Seattle wanted to break up with Wells Fargo. Then it committed to three more years
Breaking up is hard — especially if you're a city trying to break up with a bank.
Especially if the other banks aren't all that interested in dating you.
That's more or less why Seattle just signed a three year extension to keep banking with Wells Fargo, even though officials voted a year ago to cut ties with the bank because of its role in funding the Dakota Access Pipeline.
The city council resolved to find a new financial institution before ending the Wells Fargo contract at the end of 2018. But this week, City Finance Director Glen Lee gave them an update on the search for a bank.
"The reality is, none wanted to participate and bid for our services, and given the time it takes to shift to a new service, we felt it was prudent for the city to move forward," Lee said.
Lee said some banks offered to run certain services, but none applied to handle the city's lending and deposits. Wells Fargo provides lending and deposit services for the city, processing about five-billion dollars a year in city finances.
Since no other bank applied, Seattle will bank with Wells Fargo for three more years.
In the meantime, city staff are studying the idea of a municipal bank, which Lee said Mayor Jenny Durkan supports. That idea was proposed at the state level in the past, but never gathered steam. City staff want to hire a consultant, possibly in conjunction with other Washington cities, to set up a public bank.

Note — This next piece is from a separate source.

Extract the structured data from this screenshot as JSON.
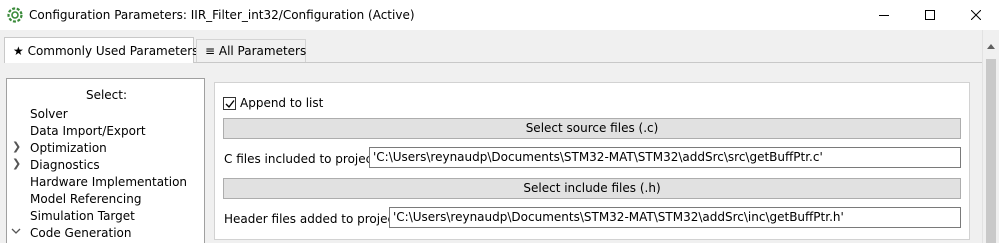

Cities such as San Francisco and L.A. have also considered municipal banking, but only North Dakota and Native American tribes currently have their own banks.

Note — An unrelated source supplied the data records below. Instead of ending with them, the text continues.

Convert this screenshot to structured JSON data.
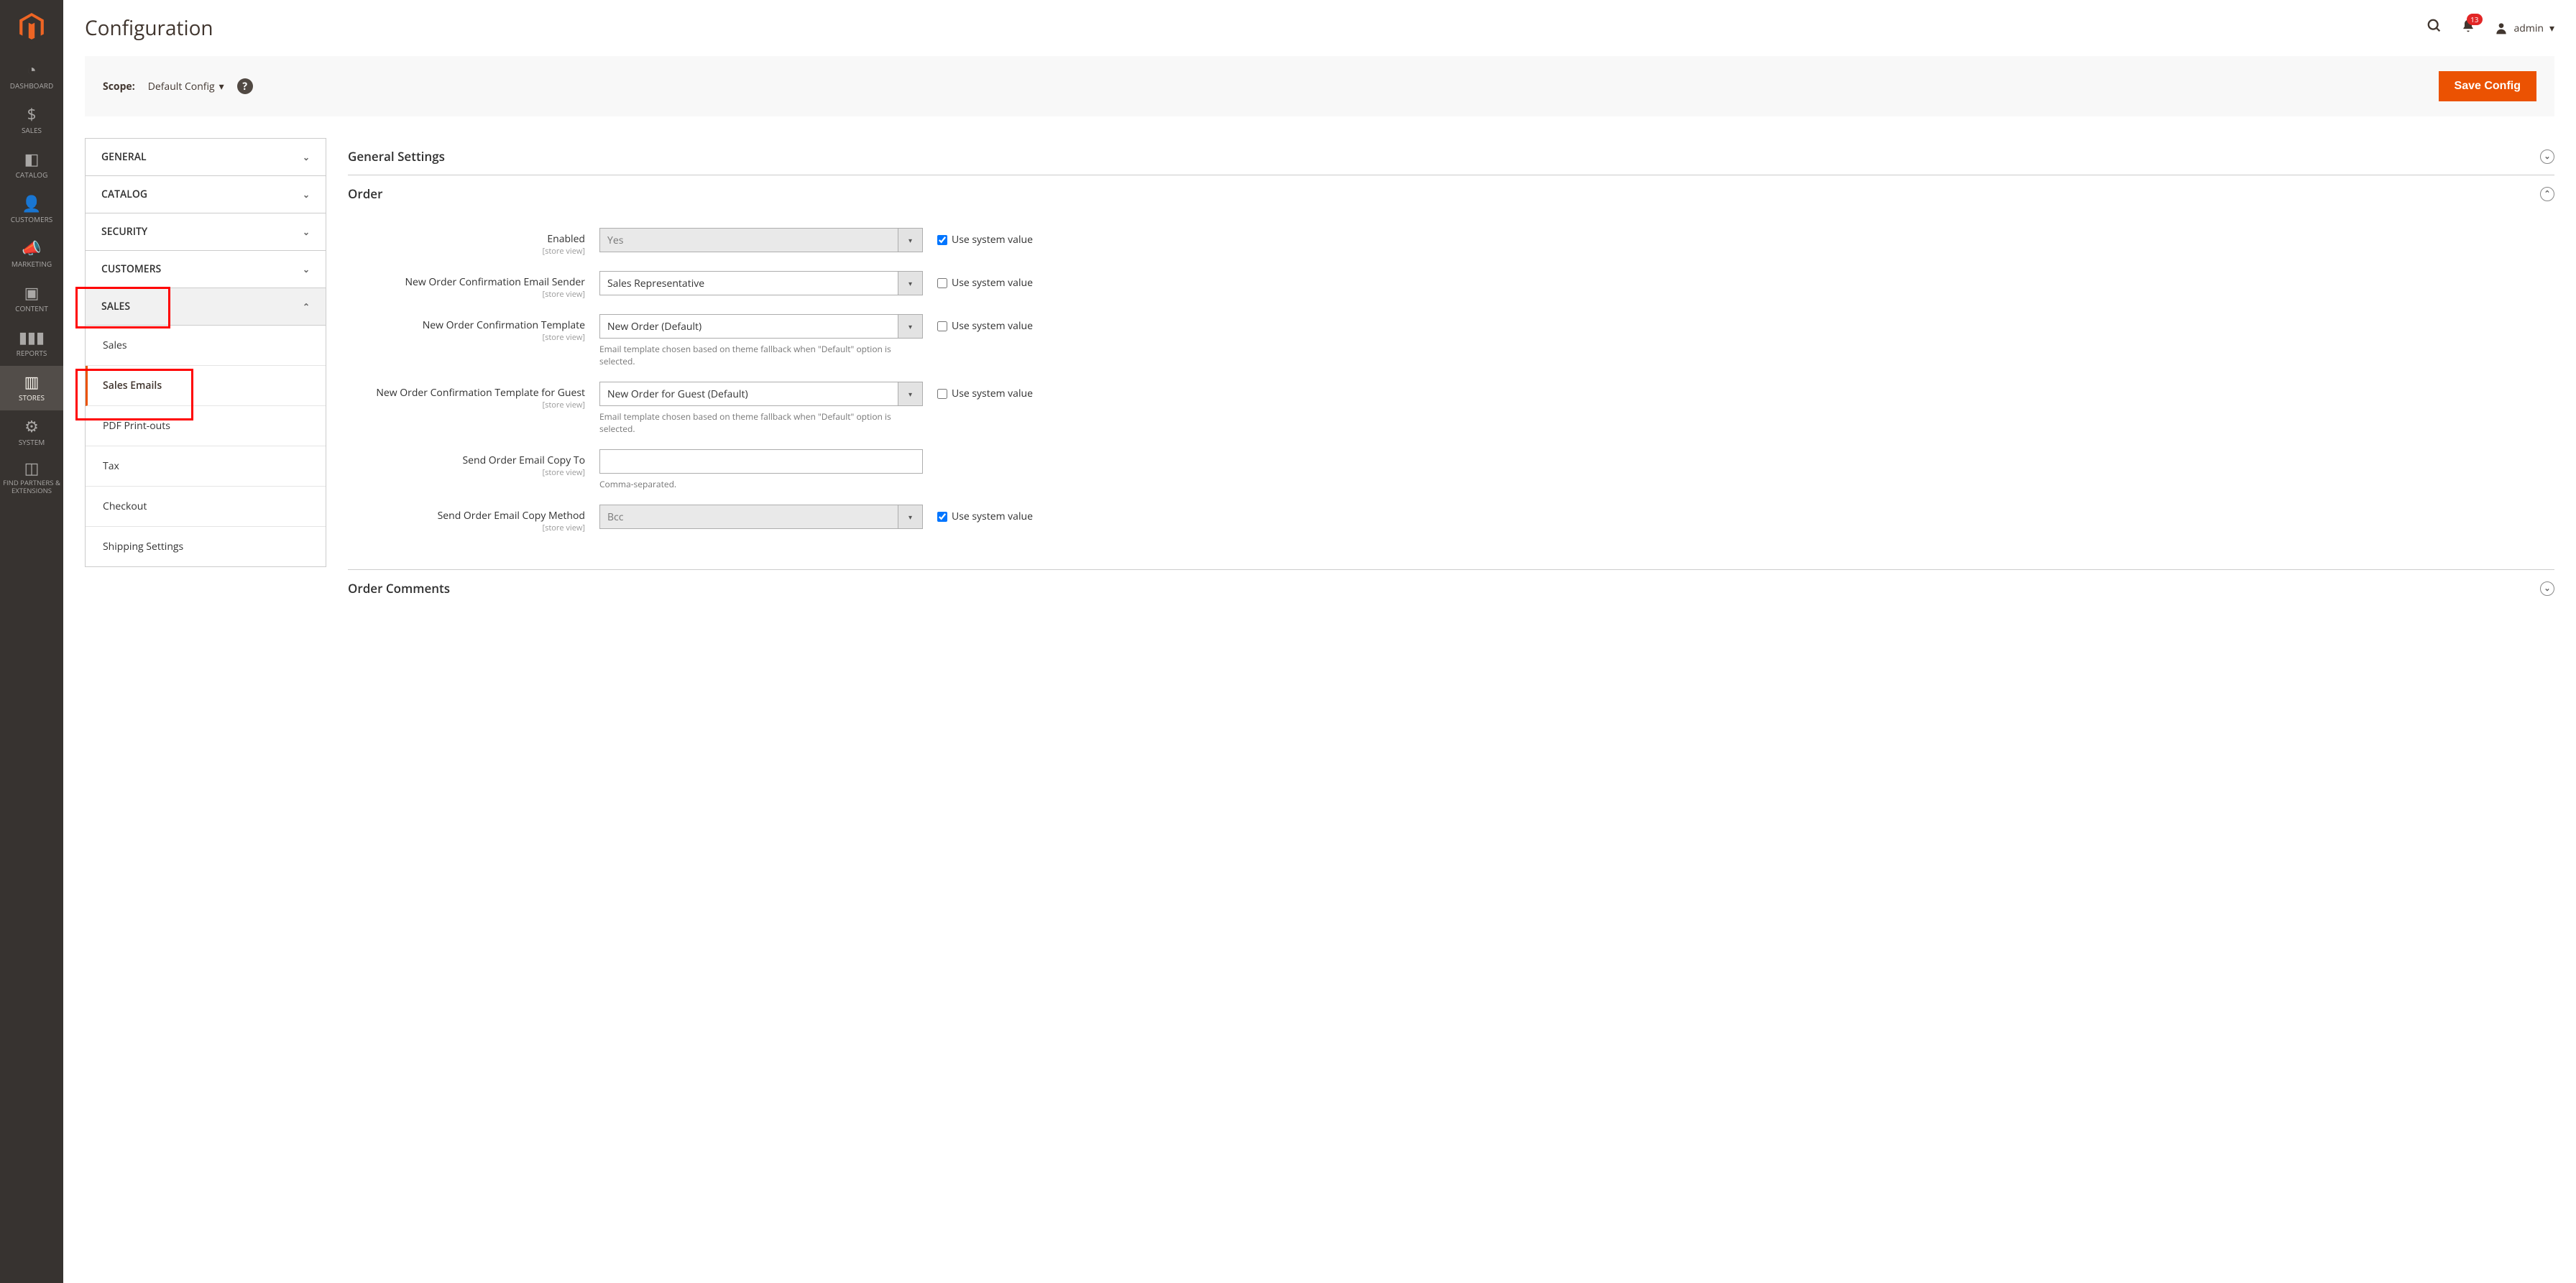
{
  "sidebar": {
    "items": [
      {
        "label": "DASHBOARD",
        "icon": "dashboard"
      },
      {
        "label": "SALES",
        "icon": "sales"
      },
      {
        "label": "CATALOG",
        "icon": "catalog"
      },
      {
        "label": "CUSTOMERS",
        "icon": "customers"
      },
      {
        "label": "MARKETING",
        "icon": "marketing"
      },
      {
        "label": "CONTENT",
        "icon": "content"
      },
      {
        "label": "REPORTS",
        "icon": "reports"
      },
      {
        "label": "STORES",
        "icon": "stores",
        "active": true
      },
      {
        "label": "SYSTEM",
        "icon": "system"
      },
      {
        "label": "FIND PARTNERS\n& EXTENSIONS",
        "icon": "partners"
      }
    ]
  },
  "header": {
    "title": "Configuration",
    "notifications": "13",
    "user": "admin"
  },
  "scope": {
    "label": "Scope:",
    "value": "Default Config",
    "save": "Save Config"
  },
  "configNav": {
    "groups": [
      "GENERAL",
      "CATALOG",
      "SECURITY",
      "CUSTOMERS",
      "SALES"
    ],
    "salesSubs": [
      "Sales",
      "Sales Emails",
      "PDF Print-outs",
      "Tax",
      "Checkout",
      "Shipping Settings"
    ]
  },
  "sections": {
    "general": "General Settings",
    "order": "Order",
    "comments": "Order Comments"
  },
  "fields": {
    "enabled": {
      "label": "Enabled",
      "scope": "[store view]",
      "value": "Yes",
      "use_system": true
    },
    "sender": {
      "label": "New Order Confirmation Email Sender",
      "scope": "[store view]",
      "value": "Sales Representative",
      "use_system": false
    },
    "template": {
      "label": "New Order Confirmation Template",
      "scope": "[store view]",
      "value": "New Order (Default)",
      "use_system": false,
      "note": "Email template chosen based on theme fallback when \"Default\" option is selected."
    },
    "template_guest": {
      "label": "New Order Confirmation Template for Guest",
      "scope": "[store view]",
      "value": "New Order for Guest (Default)",
      "use_system": false,
      "note": "Email template chosen based on theme fallback when \"Default\" option is selected."
    },
    "copy_to": {
      "label": "Send Order Email Copy To",
      "scope": "[store view]",
      "value": "",
      "note": "Comma-separated."
    },
    "copy_method": {
      "label": "Send Order Email Copy Method",
      "scope": "[store view]",
      "value": "Bcc",
      "use_system": true
    },
    "use_system_label": "Use system value"
  }
}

Environmental activists and Native American leaders in the region celebrated last year's decision by the Seattle City Council. Under the ordinance approved last year, the city of Seattle will not work with any business that engages in unethical business practices.

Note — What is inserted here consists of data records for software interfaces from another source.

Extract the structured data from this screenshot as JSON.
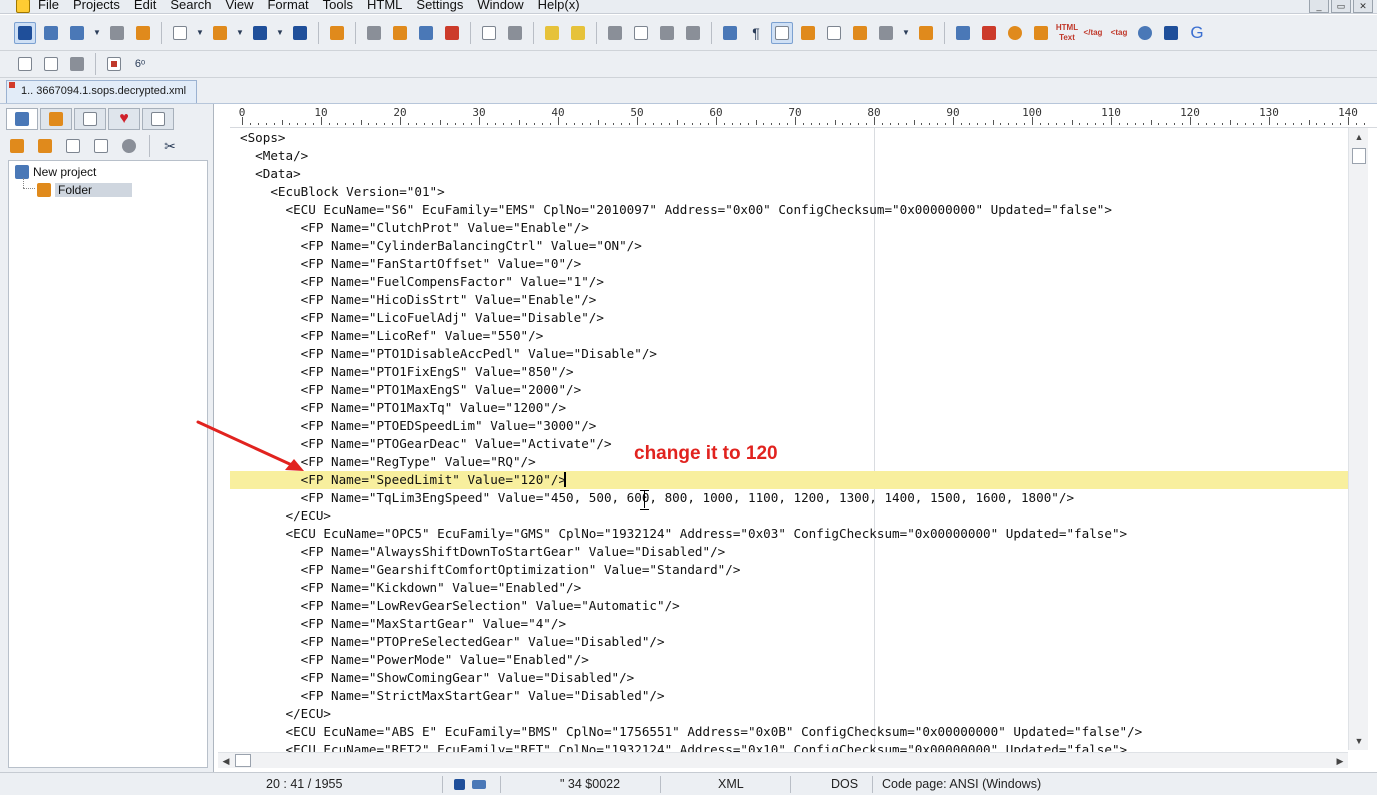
{
  "menubar": {
    "items": [
      "File",
      "Projects",
      "Edit",
      "Search",
      "View",
      "Format",
      "Tools",
      "HTML",
      "Settings",
      "Window",
      "Help(x)"
    ],
    "window_controls": [
      "_",
      "▭",
      "✕"
    ]
  },
  "toolbar1": {
    "groups": [
      [
        "new-project-icon",
        "project-save-icon",
        "project-open-icon",
        "dropdown-arrow-icon",
        "project-settings-icon",
        "project-close-icon"
      ],
      [
        "new-file-icon",
        "dropdown-arrow-icon",
        "open-folder-icon",
        "dropdown-arrow-icon",
        "save-icon",
        "dropdown-arrow-icon",
        "save-all-icon"
      ],
      [
        "run-icon"
      ],
      [
        "find-icon",
        "replace-icon",
        "find-in-files-icon",
        "bookmark-icon"
      ],
      [
        "print-preview-icon",
        "print-icon"
      ],
      [
        "undo-icon",
        "redo-icon"
      ],
      [
        "cut-icon",
        "copy-icon",
        "paste-icon",
        "delete-icon"
      ],
      [
        "word-wrap-icon",
        "paragraph-icon",
        "show-special-chars-icon",
        "case-icon",
        "column-mode-icon",
        "lock-icon",
        "encoding-icon",
        "dropdown-arrow-icon",
        "indent-icon"
      ],
      [
        "html-validate-icon",
        "html-preview-icon",
        "color-picker-icon",
        "font-icon",
        "html-text-icon",
        "tag-close-icon",
        "tag-icon",
        "browser-icon",
        "filter-icon",
        "google-icon"
      ]
    ],
    "labels": {
      "html_text": "HTML\nText",
      "tag_close": "</tag",
      "tag": "<tag",
      "google": "G",
      "paragraph": "¶"
    }
  },
  "toolbar2": {
    "buttons": [
      "run-script-icon",
      "macro-icon",
      "console-icon",
      "stop-icon",
      "spectacles-icon"
    ]
  },
  "document_tab": {
    "label": "1.. 3667094.1.sops.decrypted.xml"
  },
  "left_panel": {
    "tabs": [
      "project-tab-icon",
      "folder-tab-icon",
      "ftp-tab-icon",
      "favorites-tab-icon",
      "window-tab-icon"
    ],
    "toolbar": [
      "add-file-icon",
      "remove-file-icon",
      "add-folder-icon",
      "remove-folder-icon",
      "info-icon",
      "settings-icon"
    ],
    "tree": {
      "project": "New project",
      "folder": "Folder"
    }
  },
  "editor": {
    "ruler_labels": [
      "0",
      "10",
      "20",
      "30",
      "40",
      "50",
      "60",
      "70",
      "80",
      "90",
      "100",
      "110",
      "120",
      "130",
      "140"
    ],
    "highlighted_line_index": 19,
    "lines": [
      "<Sops>",
      "  <Meta/>",
      "  <Data>",
      "    <EcuBlock Version=\"01\">",
      "      <ECU EcuName=\"S6\" EcuFamily=\"EMS\" CplNo=\"2010097\" Address=\"0x00\" ConfigChecksum=\"0x00000000\" Updated=\"false\">",
      "        <FP Name=\"ClutchProt\" Value=\"Enable\"/>",
      "        <FP Name=\"CylinderBalancingCtrl\" Value=\"ON\"/>",
      "        <FP Name=\"FanStartOffset\" Value=\"0\"/>",
      "        <FP Name=\"FuelCompensFactor\" Value=\"1\"/>",
      "        <FP Name=\"HicoDisStrt\" Value=\"Enable\"/>",
      "        <FP Name=\"LicoFuelAdj\" Value=\"Disable\"/>",
      "        <FP Name=\"LicoRef\" Value=\"550\"/>",
      "        <FP Name=\"PTO1DisableAccPedl\" Value=\"Disable\"/>",
      "        <FP Name=\"PTO1FixEngS\" Value=\"850\"/>",
      "        <FP Name=\"PTO1MaxEngS\" Value=\"2000\"/>",
      "        <FP Name=\"PTO1MaxTq\" Value=\"1200\"/>",
      "        <FP Name=\"PTOEDSpeedLim\" Value=\"3000\"/>",
      "        <FP Name=\"PTOGearDeac\" Value=\"Activate\"/>",
      "        <FP Name=\"RegType\" Value=\"RQ\"/>",
      "        <FP Name=\"SpeedLimit\" Value=\"120\"/>",
      "        <FP Name=\"TqLim3EngSpeed\" Value=\"450, 500, 600, 800, 1000, 1100, 1200, 1300, 1400, 1500, 1600, 1800\"/>",
      "      </ECU>",
      "      <ECU EcuName=\"OPC5\" EcuFamily=\"GMS\" CplNo=\"1932124\" Address=\"0x03\" ConfigChecksum=\"0x00000000\" Updated=\"false\">",
      "        <FP Name=\"AlwaysShiftDownToStartGear\" Value=\"Disabled\"/>",
      "        <FP Name=\"GearshiftComfortOptimization\" Value=\"Standard\"/>",
      "        <FP Name=\"Kickdown\" Value=\"Enabled\"/>",
      "        <FP Name=\"LowRevGearSelection\" Value=\"Automatic\"/>",
      "        <FP Name=\"MaxStartGear\" Value=\"4\"/>",
      "        <FP Name=\"PTOPreSelectedGear\" Value=\"Disabled\"/>",
      "        <FP Name=\"PowerMode\" Value=\"Enabled\"/>",
      "        <FP Name=\"ShowComingGear\" Value=\"Disabled\"/>",
      "        <FP Name=\"StrictMaxStartGear\" Value=\"Disabled\"/>",
      "      </ECU>",
      "      <ECU EcuName=\"ABS E\" EcuFamily=\"BMS\" CplNo=\"1756551\" Address=\"0x0B\" ConfigChecksum=\"0x00000000\" Updated=\"false\"/>",
      "      <ECU EcuName=\"RET2\" EcuFamily=\"RET\" CplNo=\"1932124\" Address=\"0x10\" ConfigChecksum=\"0x00000000\" Updated=\"false\">"
    ]
  },
  "annotation": {
    "text": "change it to 120"
  },
  "statusbar": {
    "position": "20 : 41 / 1955",
    "char_info": "\"  34  $0022",
    "file_type": "XML",
    "line_ending": "DOS",
    "code_page": "Code page: ANSI (Windows)"
  },
  "colors": {
    "highlight_line": "#f8ef9e",
    "code_text": "#1c2f7c",
    "annotation": "#e1231f",
    "chrome": "#eceff3"
  }
}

The council voted to stop banking with Wells Fargo because it’s a lender for the Dakota Access Pipeline — and because of a scandal last year in which accounts were set up for clients without their knowledge. More than a dozen banks are connected to the pipeline, including CitiBank, I-N-G, Chase and Bank of America.